A review of state legislative work shows that 37 states are led by one party, and that has led to changes in many state laws across country. The report was published by Stateline, a news service of the Pew Charitable Trusts. Editor Sandy Johnson says having majorities in legislative bodies helps pass a lot of legislation, from pro-marijuana laws in more Democratic States to loosening gun laws in more Republican states like Wyoming. Johnson says that it’s led to other changes as well.
National Republican leaders are doing some soul searching after suffering losses in November. Matt Laslo reports from Washington on what Wyoming Republican lawmakers think of the new effort.
MATT LASLO: The Republican National Committee says the GOP has a problem with women and minority voters. In assessing the parties lackluster showing in 20-12, party leaders introduced a 219 point proposal to help soften the party’s image, including doing better outreach in communities that are traditionally Democratic strongholds.

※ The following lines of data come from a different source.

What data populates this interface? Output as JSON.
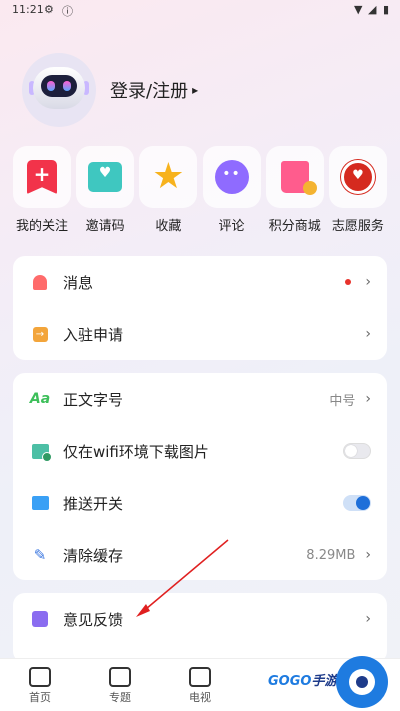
{
  "status_bar": {
    "time": "11:21",
    "icons": [
      "settings-icon",
      "alert-icon",
      "wifi-icon",
      "signal-icon",
      "battery-icon"
    ]
  },
  "profile": {
    "login_label": "登录/注册",
    "arrow": "▸"
  },
  "quick_links": [
    {
      "label": "我的关注",
      "icon": "bookmark-plus-icon"
    },
    {
      "label": "邀请码",
      "icon": "envelope-heart-icon"
    },
    {
      "label": "收藏",
      "icon": "star-icon"
    },
    {
      "label": "评论",
      "icon": "comment-icon"
    },
    {
      "label": "积分商城",
      "icon": "shopping-bag-icon"
    },
    {
      "label": "志愿服务",
      "icon": "volunteer-badge-icon"
    }
  ],
  "menu_group_1": [
    {
      "label": "消息",
      "icon": "bell-icon",
      "has_dot": true
    },
    {
      "label": "入驻申请",
      "icon": "enter-icon"
    }
  ],
  "menu_group_2": [
    {
      "label": "正文字号",
      "icon": "font-size-icon",
      "value": "中号",
      "glyph": "Aa"
    },
    {
      "label": "仅在wifi环境下载图片",
      "icon": "image-download-icon",
      "toggle": "off"
    },
    {
      "label": "推送开关",
      "icon": "push-icon",
      "toggle": "on"
    },
    {
      "label": "清除缓存",
      "icon": "broom-icon",
      "value": "8.29MB"
    }
  ],
  "menu_group_3": [
    {
      "label": "意见反馈",
      "icon": "feedback-icon"
    }
  ],
  "chevron": "›",
  "tab_bar": [
    {
      "label": "首页",
      "icon": "home-icon"
    },
    {
      "label": "专题",
      "icon": "topic-icon"
    },
    {
      "label": "电视",
      "icon": "tv-icon"
    }
  ],
  "watermark": {
    "text": "GOGO",
    "sub": "手游网"
  },
  "colors": {
    "accent": "#1e7be0",
    "notification_dot": "#e8322b",
    "annotation_arrow": "#e02020"
  }
}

A former State Representative, an attorney, a two-time candidate for State Auditor and a State Committeewoman have all expressed interest in filling the remaining term of State Treasurer Joe Meyer, who died earlier this month.
Ed Prosser, Bruce Brown, Clark Stith and Janet Anderson have all told Wyoming Republican officials that they’re interested in the job. GOP Chairman Tammy Hooper says it’s a good list.
“I think everyone that’s applied have a professional degree, have the education, have worked in campaigns or have run statewide races themselves,” Hooper said.
The Wyoming Republican Party paid the Internal Revenue Service $12,490 in penalties and interest for lapses in paperwork. The Casper Star-Tribune reports (http://bit.ly/ryZygE ) the amount paid is noted on a GOP account balance sheet dated Nov. 10.
GOP Chairwoman Tammy Hooper says missing paperwork from 2008 included W-2s and forms necessary to maintain the party's status as a nonprofit political organization.